- **PROBLEM DESCRIPTION**: All of the entries below need repeating exactly, apart from their images.

[Dataset rows describing interfaces]

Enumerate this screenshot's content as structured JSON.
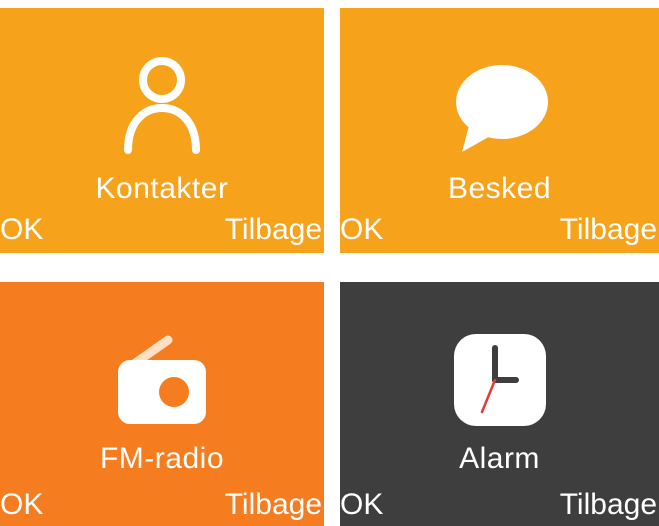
{
  "colors": {
    "tile_amber": "#F7A21B",
    "tile_orange": "#F57C1F",
    "tile_dark": "#3E3E3E",
    "icon_white": "#FFFFFF",
    "alarm_hand": "#E53935"
  },
  "tiles": [
    {
      "label": "Kontakter",
      "icon": "contact-person-icon",
      "color": "#F7A21B",
      "softkey_left": "OK",
      "softkey_right": "Tilbage"
    },
    {
      "label": "Besked",
      "icon": "message-bubble-icon",
      "color": "#F7A21B",
      "softkey_left": "OK",
      "softkey_right": "Tilbage"
    },
    {
      "label": "FM-radio",
      "icon": "radio-icon",
      "color": "#F57C1F",
      "softkey_left": "OK",
      "softkey_right": "Tilbage"
    },
    {
      "label": "Alarm",
      "icon": "alarm-clock-icon",
      "color": "#3E3E3E",
      "softkey_left": "OK",
      "softkey_right": "Tilbage"
    }
  ]
}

- **REPLY TO THE TASK**:
Enumerate this screenshot's content as structured JSON.
{
  "colors": {
    "tile_amber": "#F7A21B",
    "tile_orange": "#F57C1F",
    "tile_dark": "#3E3E3E",
    "icon_white": "#FFFFFF",
    "alarm_hand": "#E53935"
  },
  "tiles": [
    {
      "label": "Kontakter",
      "icon": "contact-person-icon",
      "color": "#F7A21B",
      "softkey_left": "OK",
      "softkey_right": "Tilbage"
    },
    {
      "label": "Besked",
      "icon": "message-bubble-icon",
      "color": "#F7A21B",
      "softkey_left": "OK",
      "softkey_right": "Tilbage"
    },
    {
      "label": "FM-radio",
      "icon": "radio-icon",
      "color": "#F57C1F",
      "softkey_left": "OK",
      "softkey_right": "Tilbage"
    },
    {
      "label": "Alarm",
      "icon": "alarm-clock-icon",
      "color": "#3E3E3E",
      "softkey_left": "OK",
      "softkey_right": "Tilbage"
    }
  ]
}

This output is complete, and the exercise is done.